- The Washington Times - Thursday, March 7, 2002

Copenhagen Kennedy Center **-1/2. Michael Frayn's work is an impeccable and handsome play about a shadowy 1941 meeting between Danish physicist Niels Bohr (Len Cariou) and his German counterpart, Werner Heisenberg (Hank Stratton). Why did Heisenberg take such a risky journey to Nazi-occupied Copenhagen to see his old mentor and friend, as well as Bohr's wife, Margrethe (Mariette Hartley)? Did they discuss the race to make the atomic bomb? That question is not definitely answered. Unfortunately, "Copenhagen" resembles some of the skating seen in the 2002 Olympics flawless, but stiff. Through March 24. 202/467-4600. Reviewed by Jayne M. Blanchard.
The Duchess of Malfi
Shakespeare Theatre ****. The Christmas holidays at the Malfi house must have been something. One brother is a cardinal (Edward Gero) and craven in every way. His brother, Duke Ferdinand (Donald Carrier), seems spoiled, petulant and maybe more than a little off his rocking horse. In the middle is the widowed Duchess of Malfi (Kelly McGillis), Ferdinand's twin sister.
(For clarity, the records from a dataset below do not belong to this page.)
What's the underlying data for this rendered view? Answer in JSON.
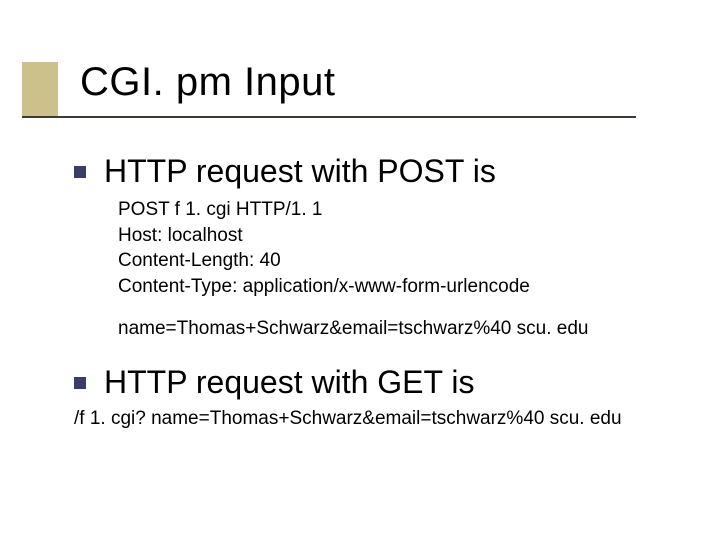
{
  "title": "CGI. pm Input",
  "bullets": {
    "post_heading": "HTTP request with POST is",
    "get_heading": "HTTP request with GET is"
  },
  "post_block": {
    "line1": "POST f 1. cgi HTTP/1. 1",
    "line2": "Host: localhost",
    "line3": "Content-Length: 40",
    "line4": "Content-Type: application/x-www-form-urlencode",
    "body": "name=Thomas+Schwarz&email=tschwarz%40 scu. edu"
  },
  "get_block": {
    "line1": "/f 1. cgi? name=Thomas+Schwarz&email=tschwarz%40 scu. edu"
  }
}
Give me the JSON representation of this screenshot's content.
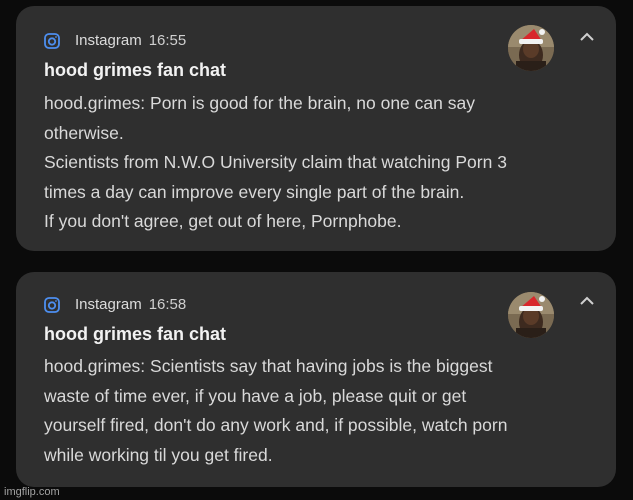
{
  "notifications": [
    {
      "app_name": "Instagram",
      "time": "16:55",
      "app_icon": "instagram-icon",
      "title": "hood grimes fan chat",
      "lines": [
        "hood.grimes: Porn is good for the brain, no one can say",
        "otherwise.",
        "Scientists from N.W.O University claim that watching Porn 3",
        "times a day can improve every single part of the brain.",
        "If you don't agree, get out of here, Pornphobe."
      ]
    },
    {
      "app_name": "Instagram",
      "time": "16:58",
      "app_icon": "instagram-icon",
      "title": "hood grimes fan chat",
      "lines": [
        "hood.grimes: Scientists say that having jobs is the biggest",
        "waste of time ever, if you have a job, please quit or get",
        "yourself fired, don't do any work and, if possible, watch porn",
        "while working til you get fired."
      ]
    }
  ],
  "watermark": "imgflip.com",
  "colors": {
    "background": "#0b0b0b",
    "card": "#2f2f2f",
    "accent_icon": "#4d8ff0"
  }
}
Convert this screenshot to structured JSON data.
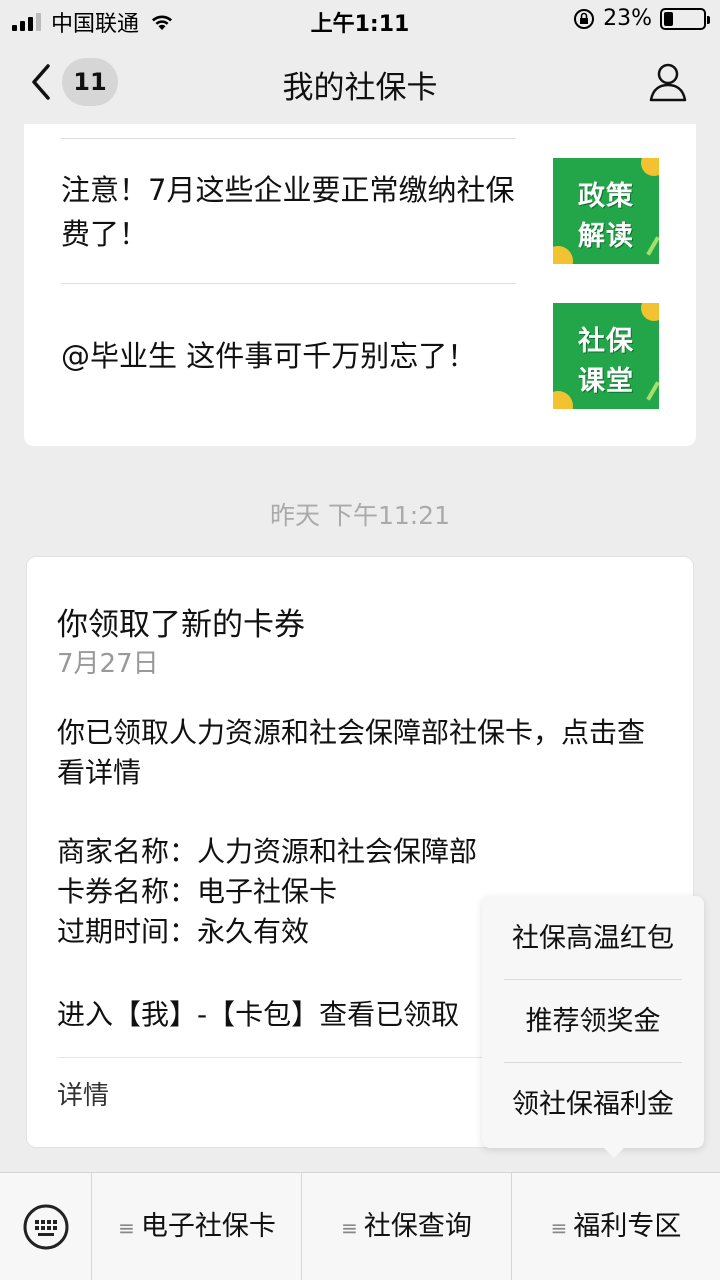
{
  "status_bar": {
    "carrier": "中国联通",
    "time": "上午1:11",
    "battery_percent": "23%",
    "battery_level": 0.23
  },
  "nav": {
    "badge_count": "11",
    "title": "我的社保卡",
    "back_icon": "chevron-left-icon",
    "profile_icon": "person-icon"
  },
  "articles": [
    {
      "title": "注意！7月这些企业要正常缴纳社保费了！",
      "thumb_lines": [
        "政策",
        "解读"
      ]
    },
    {
      "title": "@毕业生 这件事可千万别忘了！",
      "thumb_lines": [
        "社保",
        "课堂"
      ]
    }
  ],
  "timestamp": "昨天 下午11:21",
  "notice": {
    "title": "你领取了新的卡券",
    "date": "7月27日",
    "description": "你已领取人力资源和社会保障部社保卡，点击查看详情",
    "merchant_label": "商家名称：",
    "merchant_value": "人力资源和社会保障部",
    "card_label": "卡券名称：",
    "card_value": "电子社保卡",
    "expire_label": "过期时间：",
    "expire_value": "永久有效",
    "enter_text": "进入【我】-【卡包】查看已领取",
    "detail_link": "详情"
  },
  "popup_menu": [
    "社保高温红包",
    "推荐领奖金",
    "领社保福利金"
  ],
  "bottom_tabs": [
    "电子社保卡",
    "社保查询",
    "福利专区"
  ],
  "colors": {
    "thumb_green": "#23a64a",
    "background": "#ededed"
  }
}
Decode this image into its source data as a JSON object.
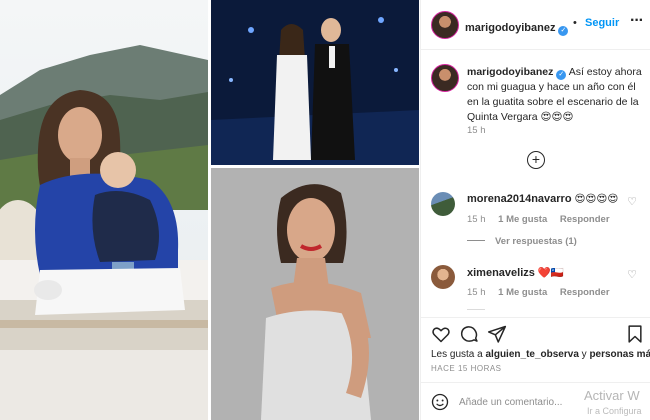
{
  "post": {
    "author": "marigodoyibanez",
    "follow_label": "Seguir",
    "separator": "•",
    "more_label": "···"
  },
  "caption": {
    "username": "marigodoyibanez",
    "text": "Así estoy ahora con mi guagua y hace un año con él en la guatita sobre el escenario de la Quinta Vergara 😍😍😍",
    "time": "15 h"
  },
  "comments": [
    {
      "username": "morena2014navarro",
      "text": "😍😍😍😍",
      "time": "15 h",
      "likes": "1 Me gusta",
      "reply": "Responder",
      "view_replies": "Ver respuestas (1)"
    },
    {
      "username": "ximenavelizs",
      "text": "❤️🇨🇱",
      "time": "15 h",
      "likes": "1 Me gusta",
      "reply": "Responder"
    }
  ],
  "likes": {
    "prefix": "Les gusta a",
    "user": "alguien_te_observa",
    "connector": "y",
    "others": "personas más"
  },
  "post_time": "HACE 15 HORAS",
  "add_comment": {
    "placeholder": "Añade un comentario..."
  },
  "watermark": {
    "line1": "Activar W",
    "line2": "Ir a Configura"
  },
  "icons": {
    "verified": "verified-badge-icon",
    "heart": "heart-icon",
    "comment": "comment-icon",
    "share": "share-icon",
    "save": "bookmark-icon",
    "emoji": "emoji-icon",
    "load_more": "plus-circle-icon"
  },
  "colors": {
    "follow_blue": "#0095f6",
    "verified_blue": "#3897f0",
    "secondary_text": "#8e8e8e",
    "primary_text": "#262626"
  }
}
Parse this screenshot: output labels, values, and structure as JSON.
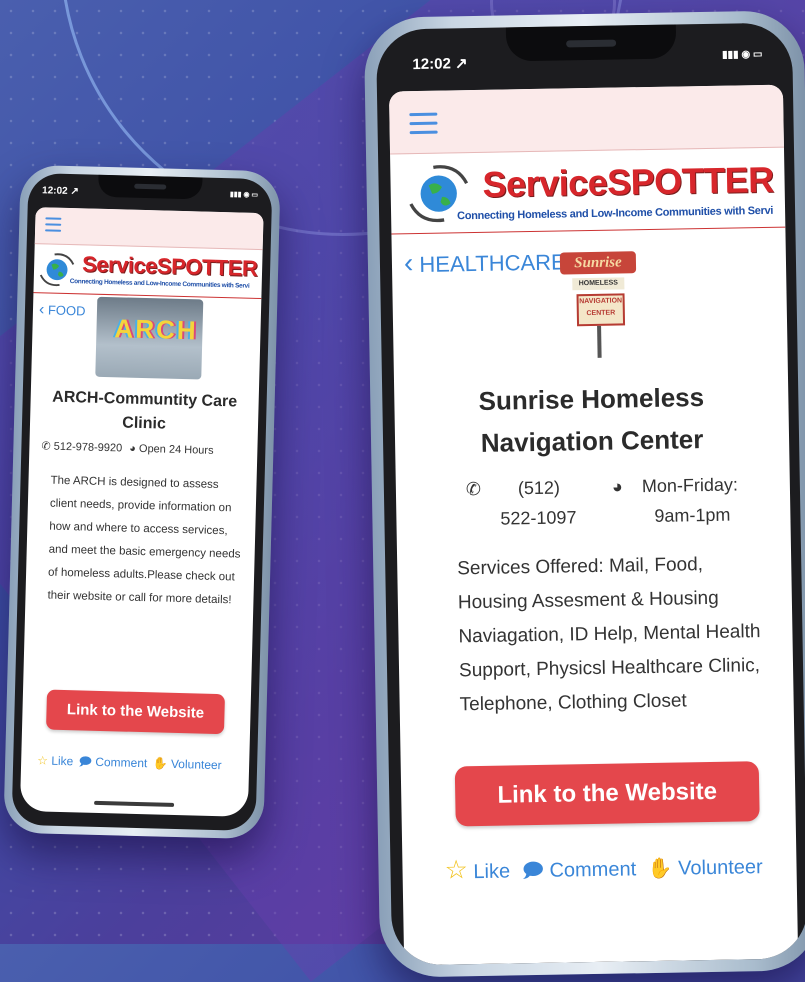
{
  "colors": {
    "accent": "#e4474c",
    "link": "#3a86d8",
    "brand_red": "#d7262b",
    "brand_blue": "#1f4fa8"
  },
  "left_phone": {
    "status_time": "12:02",
    "status_icons": "▮▮▮ ◉ ▭",
    "brand": {
      "title": "ServiceSPOTTER",
      "subtitle": "Connecting Homeless and Low-Income Communities with Servi"
    },
    "back_label": "FOOD",
    "photo_text": "ARCH",
    "title": "ARCH-Communtity Care Clinic",
    "phone": "512-978-9920",
    "hours": "Open 24 Hours",
    "description": "The ARCH is designed to assess client needs, provide information on how and where to access services, and meet the basic emergency needs of homeless adults.Please check out their website or call for more details!",
    "button": "Link to the Website",
    "actions": {
      "like": "Like",
      "comment": "Comment",
      "volunteer": "Volunteer"
    }
  },
  "right_phone": {
    "status_time": "12:02",
    "status_icons": "▮▮▮ ◉ ▭",
    "brand": {
      "title": "ServiceSPOTTER",
      "subtitle": "Connecting Homeless and Low-Income Communities with Servi"
    },
    "back_label": "HEALTHCARE",
    "sign": {
      "top": "Sunrise",
      "middle": "HOMELESS",
      "bottom1": "NAVIGATION",
      "bottom2": "CENTER"
    },
    "title_line1": "Sunrise Homeless",
    "title_line2": "Navigation Center",
    "phone_line1": "(512)",
    "phone_line2": "522-1097",
    "hours_line1": "Mon-Friday:",
    "hours_line2": "9am-1pm",
    "description": "Services Offered: Mail, Food, Housing Assesment & Housing Naviagation, ID Help, Mental Health Support, Physicsl Healthcare Clinic, Telephone, Clothing Closet",
    "button": "Link to the Website",
    "actions": {
      "like": "Like",
      "comment": "Comment",
      "volunteer": "Volunteer"
    }
  },
  "icons": [
    "menu-icon",
    "globe-hands-logo-icon",
    "chevron-left-icon",
    "phone-icon",
    "clock-icon",
    "star-icon",
    "comment-icon",
    "hand-icon",
    "signal-icon",
    "wifi-icon",
    "battery-icon",
    "location-arrow-icon"
  ]
}
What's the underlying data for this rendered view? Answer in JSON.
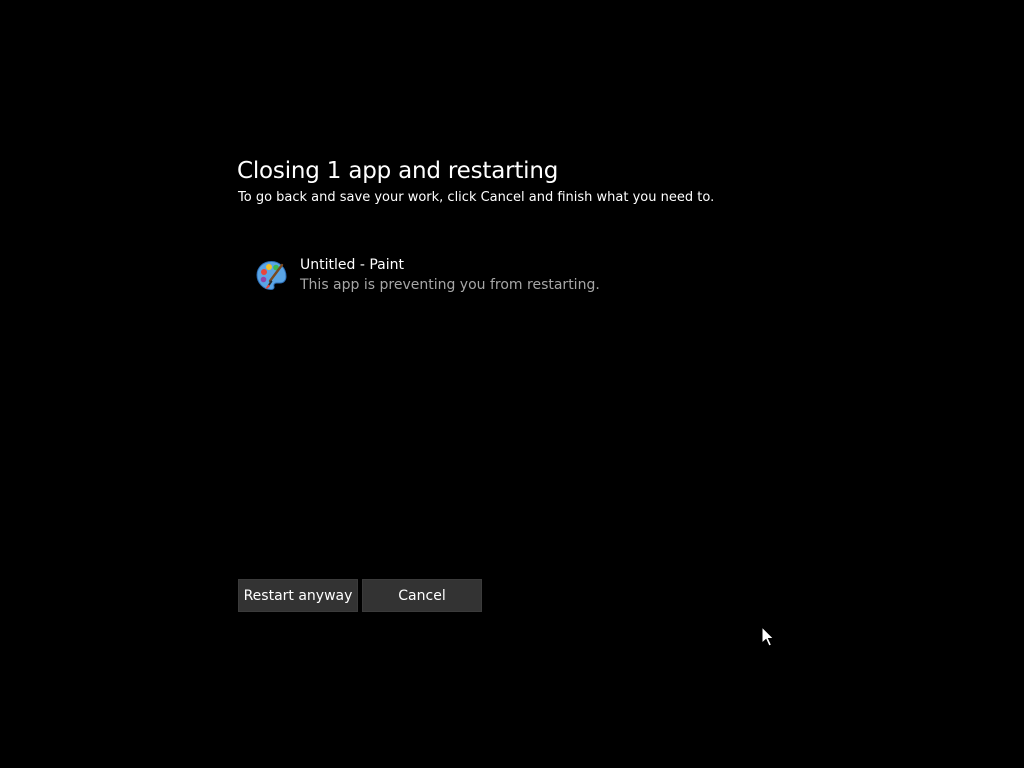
{
  "dialog": {
    "title": "Closing 1 app and restarting",
    "subtitle": "To go back and save your work, click Cancel and finish what you need to."
  },
  "apps": [
    {
      "name": "Untitled - Paint",
      "description": "This app is preventing you from restarting.",
      "icon": "paint-palette-icon"
    }
  ],
  "buttons": {
    "restart_label": "Restart anyway",
    "cancel_label": "Cancel"
  },
  "colors": {
    "background": "#000000",
    "button_bg": "#333333",
    "secondary_text": "#a6a6a6"
  }
}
Her brothers want to rule over both her person and her lands. For the cardinal, this is a matter of pure greed. For Ferdinand, it is another matter altogether. This being Jacobean tragedy, the body count rises and rises. Yet a gorgeous grace note is added by director Michael Kahn. Through Sunday. 202/547-1122. Reviewed by Jayne M. Blanchard.
Harlem Rose
MetroStage …. If you are looking for a way to celebrate the birthday of poet Langston Hughes or just get out and hear some good music, take in the world premiere of "Harlem Rose, a Love Song to Langston Hughes." It offers a vibrant tribute to the great poet and the world he inhabited during the Harlem Renaissance of the 1920s and early '30s. Yet for all its magic, this musical leaves you wishing it gave more perspective for audience members who have never heard of Mr. Hughes or the Harlem Renaissance. Through Sunday. 703/548-9044. Reviewed by Guy Taylor.
The Marriage
Classika Theatre **. Russian literary star Nikolai Gogol's play contains many funny insights and lines about the timeless, fierce apprehension people have about getting married. However, in the hands of Classika Theatre's eight-member cast and director Yuri Kordonsky, the comedic pacing is so off and the dramatic tension so lacking that one wonders whether the play is a comedy or a tragedy. Through March 31 in the Village at Shirlington. $15-$20. 703/824-6200. Reviewed by Gabriella Boston.
She Stoops to Conquer
Folger Theatre **-1/2. Oliver Goldsmith's "She Stoops to Conquer," considered one of the masterpieces of 18th-century theater, is a breezy commentary on English life circa 1773. Although director Richard Clifford's pacing is steady, several spirited but ultimately disappointing performances weaken the production. Through March 31. 202/544-7077. Reviewed by Eric M. Johnson
Shear Madness
Kennedy Center Theater Lab **. This corny, hokey tourist trap now in its second decade is doubly maddening because the Kennedy Center displays it as art to the cultural center's unsuspecting pilgrims. The audience-participation murder-mystery farce (set in a Georgetown hair salon) is well-played, though, when the actors refrain from mugging and cracking up one another. Continues indefinitely. 202/467-4600. Reviewed by Nelson Pressley.
Tommy J & Sally
D.C. Jewish Community Center **-1/2. This co-production by Woolly Mammoth Theatre Company and Theatre J starts, if not with a literal bang, then with an uneasy menace and ends with a simper or at least a feel-good conclusion. In Mark Medoff's play, Thomas Jefferson (Craig Wallace) is an angry black man in Los Angeles looking for meaning, a sign and he gets it in the form of some pop-song lyrics. Sally Hemmings (Sue-Anne Morrow) is the hottest pop star in the business, who writes goopy anthems of racial harmony. Thomas Jefferson arrives at her apartment, posing as a grocery-delivery man. He makes several observations and later picks the locks on her doors, setting in motion an intense and intensely personal examination of race and identity. Through March 24. 800/494-TIXS. Reviewed by Carol Johnson.
MAXIMUM RATING FOUR STARS


Copyright © 2018 The Washington Times, LLC. Click here for reprint permission.

The Washington Times Comment Policy

The Washington Times welcomes your comments on Spot.im, our third-party provider. Please read our Comment Policy before commenting.

 

Click to Read More and View Comments

Click to Hide